Theater & art

Stage Review

Dan Hunter’s ‘Legally Dead’ is alive and well

From left: Kippy Goldfarb, Jen Alison Lewis, and Adrianne Krstansky in the Boston Playwrights’ Theatre’s production of “Legally Dead.’’
Boston Playwrights’ Theatre
From left: Kippy Goldfarb, Jen Alison Lewis, and Adrianne Krstansky in the Boston Playwrights’ Theatre’s production of “Legally Dead.’’

‘Where there’s a will, there’s way,” as the saying goes. So the Lincoln family just needs to find the will. In Dan Hunter’s new play, now up at Boston Playwrights’ Theatre, it’s Christmas Eve, and the Lincolns — mom Marsha and adult children Rebecca, Annie, and Tommy — are home for the holidays at mom’s place on the Gulf Coast of Florida. What’s more, some of the kids are looking to give themselves a Christmas present by selling the family’s Cadillac dealership back in their native Peoria, Ill. The hitch is, they can’t unload it without the OK from their dear departed dad, who’s not dead, just departed — he’s been missing for five years. They need to have him declared legally dead so they can inherit. But . . . where is that will?
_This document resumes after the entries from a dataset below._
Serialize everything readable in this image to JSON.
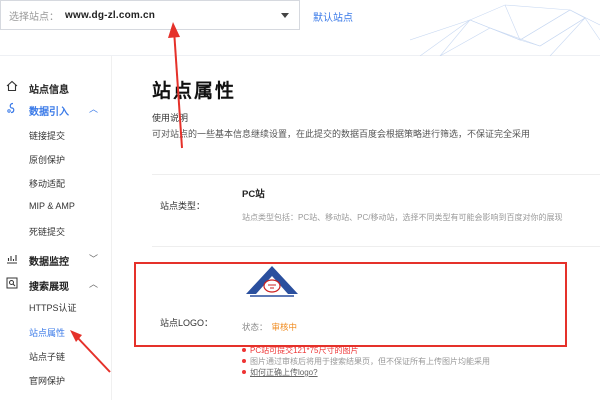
{
  "header": {
    "site_select_label": "选择站点：",
    "site_select_value": "www.dg-zl.com.cn",
    "default_site_link": "默认站点"
  },
  "sidebar": {
    "groups": [
      {
        "label": "站点信息",
        "icon": "home-icon"
      },
      {
        "label": "数据引入",
        "icon": "data-import-icon",
        "expanded": true
      },
      {
        "label": "数据监控",
        "icon": "chart-icon",
        "expanded": false
      },
      {
        "label": "搜索展现",
        "icon": "search-display-icon",
        "expanded": true
      }
    ],
    "items": [
      {
        "label": "链接提交"
      },
      {
        "label": "原创保护"
      },
      {
        "label": "移动适配"
      },
      {
        "label": "MIP & AMP"
      },
      {
        "label": "死链提交"
      },
      {
        "label": "HTTPS认证"
      },
      {
        "label": "站点属性",
        "active": true
      },
      {
        "label": "站点子链"
      },
      {
        "label": "官网保护"
      }
    ]
  },
  "main": {
    "title": "站点属性",
    "usage_title": "使用说明",
    "usage_text": "可对站点的一些基本信息继续设置，在此提交的数据百度会根据策略进行筛选，不保证完全采用",
    "site_type_label": "站点类型：",
    "site_type_value": "PC站",
    "site_type_desc": "站点类型包括：PC站、移动站、PC/移动站，选择不同类型有可能会影响到百度对你的展现",
    "logo_label": "站点LOGO：",
    "status_label": "状态：",
    "status_value": "审核中",
    "tips": [
      "PC站可提交121*75尺寸的图片",
      "图片通过审核后将用于搜索结果页，但不保证所有上传图片均能采用",
      "如何正确上传logo?"
    ]
  },
  "colors": {
    "accent": "#3a7ae8",
    "annotation_red": "#e5312a",
    "status_pending": "#f08a1c"
  }
}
Hunter, a former managing director of Boston Playwrights’ Theatre, hails from Iowa, and his previous efforts include the book “Let’s Keep Des Moines a Private Joke” and the song “Please Don’t Burn Perry Como,” so he has a sense of humor. But “Legally Dead” is more of a black comedy. Marsha has secreted a bottle in every nook and cranny of her kitchen, where the entire play (100 minutes with no intermission) is set, as well as several flasks about her person, and God knows what she has in the never-seen closet, which houses, at the very least, a ping-pong table and a snowblower. Rebecca, who lives with her mother, works as a church secretary and has found Jesus. Lawyer Annie, who’s just arrived from Peoria, is newly divorced and has found sobriety — for the moment. Tommy’s not expected, since he’s spent the past four years in prison for hiring a hitman, but he blows in after getting a Christmas release. Yorkshire terrier Walter, on the other hand, has gone missing.

Why does Marsha have a Canon “vintage” toner cartridge on the table when she has no printer? Why does Rebecca keep drinking from the Windex bottle? Who was Tommy’s hitman supposed to hit? Is it a good idea to vacuum your dog after giving it a bath? And will dad eventually come out of that closet? One glance at Cristina Todesco’s hilariously tacky set makes it clear the answers will be over the top. Marsha’s kitchen is a riot of plastic, Formica, and linoleum, with green plaid wallpaper, and cabinetry in a hideously bright turquoise. A small Toshiba TV anchors one corner; the walls are festooned with imitation Early American prints and a couple of mounted fish; the refrigerator sports a heart-shaped magnet with a photo of Walter. The few concessions to the season include a styrofoam snowman and, high overhead, a huge plastic Santa and sleigh with flamingo reindeer.


Director Steven Bogart and the four actors (Walter, for reasons that are immediately obvious, is not played by a live dog) keep Hunter’s uproarious script hopping. Jen Alison Lewis’s self-righteous Rebecca favors pink gloves and goggles for cleaning and obsesses over “Jesus jewelry.” Adrianne Krstansky offers a bossy, single-minded Annie who’s desperate for money but shows her sentimental side when she reconnects with her childhood stuffed chimpanzee, Zippy. Christopher James Webb’s Tommy is a smooth-talking bully who wants the family business for himself. And Kippy Goldfarb, as Marsha, seems devoted to protecting the Lincoln name but shows her true colors when the wills — a quartet of them — start to turn up. Somehow all four actors manage to make their characters likable. “Legally Dead” would play well in Peoria. It would play well just about anywhere.

Jeffrey Gantz can be reached at